■ Website and app data records ■

-.-.-

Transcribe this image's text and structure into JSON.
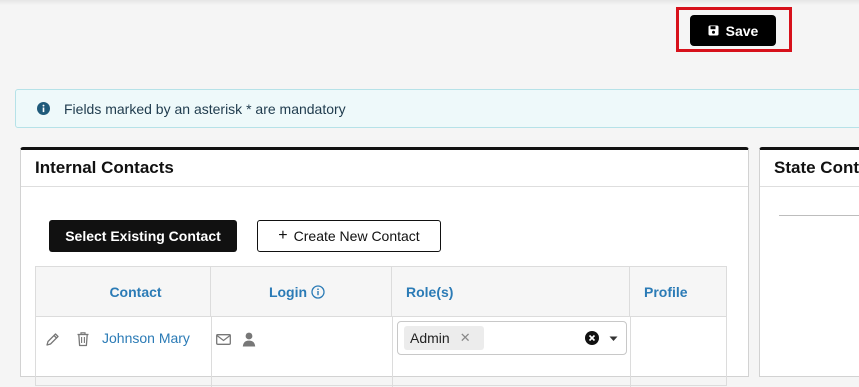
{
  "toolbar": {
    "save_label": "Save"
  },
  "info_banner": {
    "message": "Fields marked by an asterisk * are mandatory"
  },
  "internal_contacts": {
    "title": "Internal Contacts",
    "select_existing_label": "Select Existing Contact",
    "create_new_label": "Create New Contact",
    "columns": {
      "contact": "Contact",
      "login": "Login",
      "roles": "Role(s)",
      "profile": "Profile"
    },
    "rows": [
      {
        "name": "Johnson Mary",
        "roles": [
          "Admin"
        ],
        "profile": ""
      }
    ]
  },
  "state_contacts": {
    "title": "State Cont"
  },
  "icons": {
    "save": "floppy-disk-icon",
    "info": "info-circle-icon",
    "edit": "pencil-icon",
    "delete": "trash-icon",
    "email": "envelope-icon",
    "user": "person-icon",
    "clear": "clear-circle-icon",
    "dropdown": "caret-down-icon"
  },
  "colors": {
    "link": "#2b7bb6",
    "highlight": "#d7111b",
    "primary_button": "#111111",
    "info_bg": "#eef9fa"
  }
}
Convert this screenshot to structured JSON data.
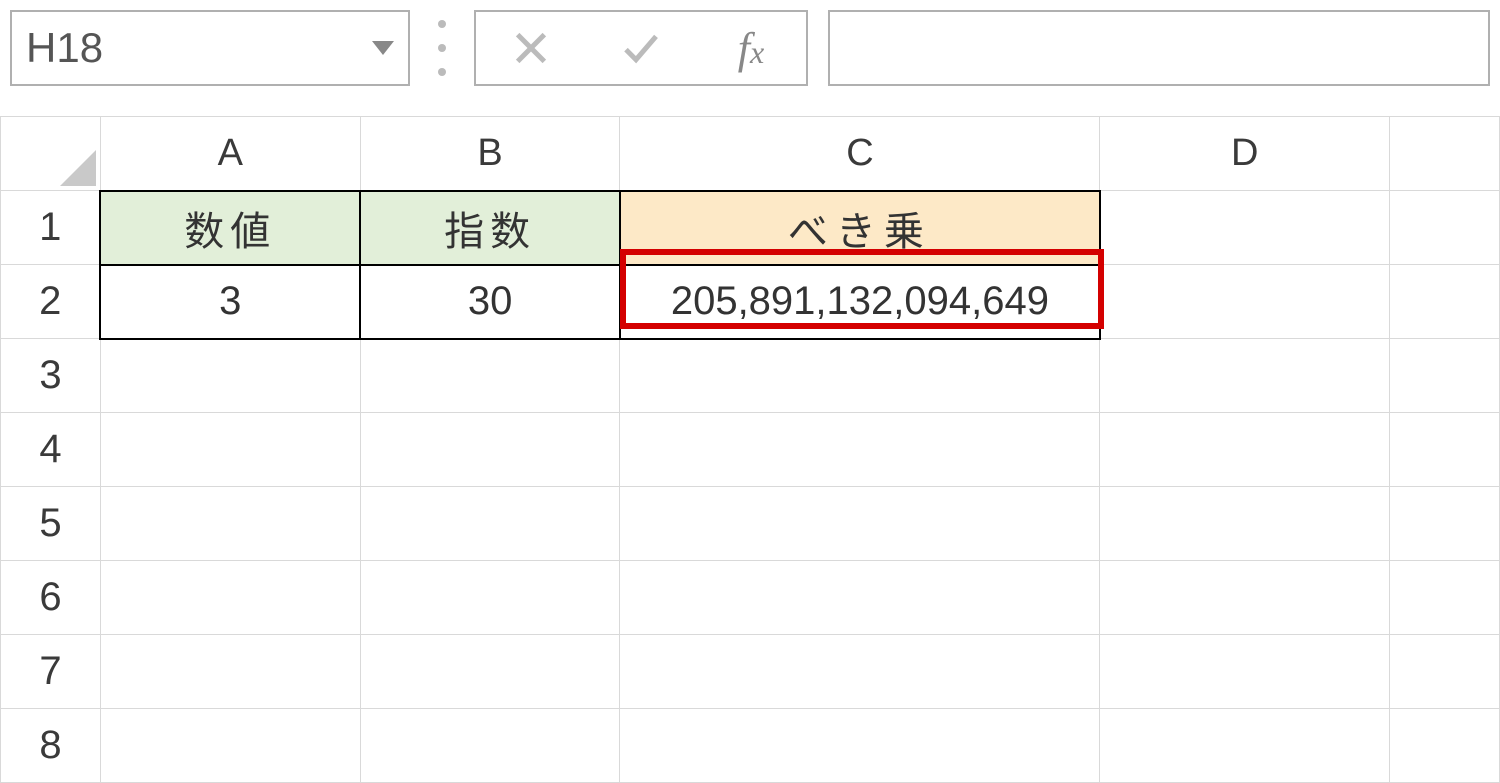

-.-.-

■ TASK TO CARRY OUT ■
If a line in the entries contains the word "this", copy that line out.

■ EXPECTED ANSWER ■
Transcribe this image's text and structure into JSON.
Convert this screenshot to structured JSON data.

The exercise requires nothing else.